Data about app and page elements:
........

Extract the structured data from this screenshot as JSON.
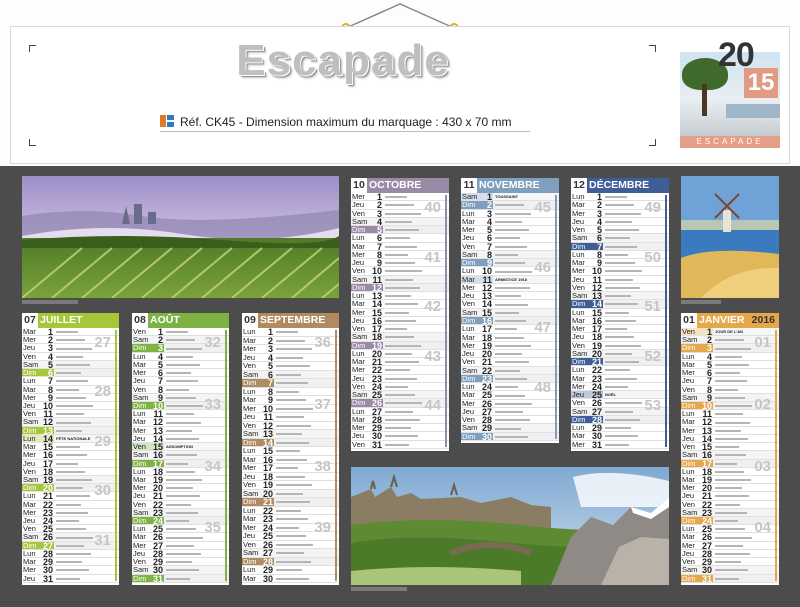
{
  "brand": "Escapade",
  "ref": "Réf. CK45 - Dimension maximum du marquage : 430 x 70 mm",
  "cover": {
    "year_a": "20",
    "year_b": "15",
    "label": "ESCAPADE"
  },
  "months": [
    {
      "id": "juillet",
      "num": "07",
      "name": "JUILLET",
      "year": "",
      "color": "#a7c73b",
      "days": [
        "Mar",
        "Mer",
        "Jeu",
        "Ven",
        "Sam",
        "Dim",
        "Lun",
        "Mar",
        "Mer",
        "Jeu",
        "Ven",
        "Sam",
        "Dim",
        "Lun",
        "Mar",
        "Mer",
        "Jeu",
        "Ven",
        "Sam",
        "Dim",
        "Lun",
        "Mar",
        "Mer",
        "Jeu",
        "Ven",
        "Sam",
        "Dim",
        "Lun",
        "Mar",
        "Mer",
        "Jeu"
      ],
      "start": 1,
      "highlights": [
        6,
        13,
        20,
        27
      ],
      "tint": [
        14
      ],
      "notes": {
        "14": "FÊTE NATIONALE"
      },
      "weeks": [
        "27",
        "28",
        "29",
        "30",
        "31"
      ]
    },
    {
      "id": "aout",
      "num": "08",
      "name": "AOÛT",
      "year": "",
      "color": "#7db343",
      "days": [
        "Ven",
        "Sam",
        "Dim",
        "Lun",
        "Mar",
        "Mer",
        "Jeu",
        "Ven",
        "Sam",
        "Dim",
        "Lun",
        "Mar",
        "Mer",
        "Jeu",
        "Ven",
        "Sam",
        "Dim",
        "Lun",
        "Mar",
        "Mer",
        "Jeu",
        "Ven",
        "Sam",
        "Dim",
        "Lun",
        "Mar",
        "Mer",
        "Jeu",
        "Ven",
        "Sam",
        "Dim"
      ],
      "start": 1,
      "highlights": [
        3,
        10,
        17,
        24,
        31
      ],
      "tint": [
        15
      ],
      "notes": {
        "15": "ASSOMPTION"
      },
      "weeks": [
        "32",
        "33",
        "34",
        "35"
      ]
    },
    {
      "id": "septembre",
      "num": "09",
      "name": "SEPTEMBRE",
      "year": "",
      "color": "#b08a61",
      "days": [
        "Lun",
        "Mar",
        "Mer",
        "Jeu",
        "Ven",
        "Sam",
        "Dim",
        "Lun",
        "Mar",
        "Mer",
        "Jeu",
        "Ven",
        "Sam",
        "Dim",
        "Lun",
        "Mar",
        "Mer",
        "Jeu",
        "Ven",
        "Sam",
        "Dim",
        "Lun",
        "Mar",
        "Mer",
        "Jeu",
        "Ven",
        "Sam",
        "Dim",
        "Lun",
        "Mar"
      ],
      "start": 1,
      "highlights": [
        7,
        14,
        21,
        28
      ],
      "tint": [],
      "notes": {},
      "weeks": [
        "36",
        "37",
        "38",
        "39"
      ]
    },
    {
      "id": "octobre",
      "num": "10",
      "name": "OCTOBRE",
      "year": "",
      "color": "#9b8aa6",
      "days": [
        "Mer",
        "Jeu",
        "Ven",
        "Sam",
        "Dim",
        "Lun",
        "Mar",
        "Mer",
        "Jeu",
        "Ven",
        "Sam",
        "Dim",
        "Lun",
        "Mar",
        "Mer",
        "Jeu",
        "Ven",
        "Sam",
        "Dim",
        "Lun",
        "Mar",
        "Mer",
        "Jeu",
        "Ven",
        "Sam",
        "Dim",
        "Lun",
        "Mar",
        "Mer",
        "Jeu",
        "Ven"
      ],
      "start": 1,
      "highlights": [
        5,
        12,
        19,
        26
      ],
      "tint": [],
      "notes": {},
      "weeks": [
        "40",
        "41",
        "42",
        "43",
        "44"
      ]
    },
    {
      "id": "novembre",
      "num": "11",
      "name": "NOVEMBRE",
      "year": "",
      "color": "#7e9fbd",
      "days": [
        "Sam",
        "Dim",
        "Lun",
        "Mar",
        "Mer",
        "Jeu",
        "Ven",
        "Sam",
        "Dim",
        "Lun",
        "Mar",
        "Mer",
        "Jeu",
        "Ven",
        "Sam",
        "Dim",
        "Lun",
        "Mar",
        "Mer",
        "Jeu",
        "Ven",
        "Sam",
        "Dim",
        "Lun",
        "Mar",
        "Mer",
        "Jeu",
        "Ven",
        "Sam",
        "Dim"
      ],
      "start": 1,
      "highlights": [
        2,
        9,
        16,
        23,
        30
      ],
      "tint": [
        1,
        11
      ],
      "notes": {
        "1": "TOUSSAINT",
        "11": "ARMISTICE 1918"
      },
      "weeks": [
        "45",
        "46",
        "47",
        "48"
      ]
    },
    {
      "id": "decembre",
      "num": "12",
      "name": "DÉCEMBRE",
      "year": "",
      "color": "#3f5d96",
      "days": [
        "Lun",
        "Mar",
        "Mer",
        "Jeu",
        "Ven",
        "Sam",
        "Dim",
        "Lun",
        "Mar",
        "Mer",
        "Jeu",
        "Ven",
        "Sam",
        "Dim",
        "Lun",
        "Mar",
        "Mer",
        "Jeu",
        "Ven",
        "Sam",
        "Dim",
        "Lun",
        "Mar",
        "Mer",
        "Jeu",
        "Ven",
        "Sam",
        "Dim",
        "Lun",
        "Mar",
        "Mer"
      ],
      "start": 1,
      "highlights": [
        7,
        14,
        21,
        28
      ],
      "tint": [
        25
      ],
      "notes": {
        "25": "NOËL"
      },
      "weeks": [
        "49",
        "50",
        "51",
        "52",
        "53"
      ]
    },
    {
      "id": "janvier",
      "num": "01",
      "name": "JANVIER",
      "year": "2016",
      "color": "#e4a84a",
      "days": [
        "Ven",
        "Sam",
        "Dim",
        "Lun",
        "Mar",
        "Mer",
        "Jeu",
        "Ven",
        "Sam",
        "Dim",
        "Lun",
        "Mar",
        "Mer",
        "Jeu",
        "Ven",
        "Sam",
        "Dim",
        "Lun",
        "Mar",
        "Mer",
        "Jeu",
        "Ven",
        "Sam",
        "Dim",
        "Lun",
        "Mar",
        "Mer",
        "Jeu",
        "Ven",
        "Sam",
        "Dim"
      ],
      "start": 1,
      "highlights": [
        3,
        10,
        17,
        24,
        31
      ],
      "tint": [
        1
      ],
      "notes": {
        "1": "JOUR DE L'AN"
      },
      "weeks": [
        "01",
        "02",
        "03",
        "04"
      ]
    }
  ]
}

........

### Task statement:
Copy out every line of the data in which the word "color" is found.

### Result of this task:
      "color": "#a7c73b",
      "color": "#7db343",
      "color": "#b08a61",
      "color": "#9b8aa6",
      "color": "#7e9fbd",
      "color": "#3f5d96",
      "color": "#e4a84a",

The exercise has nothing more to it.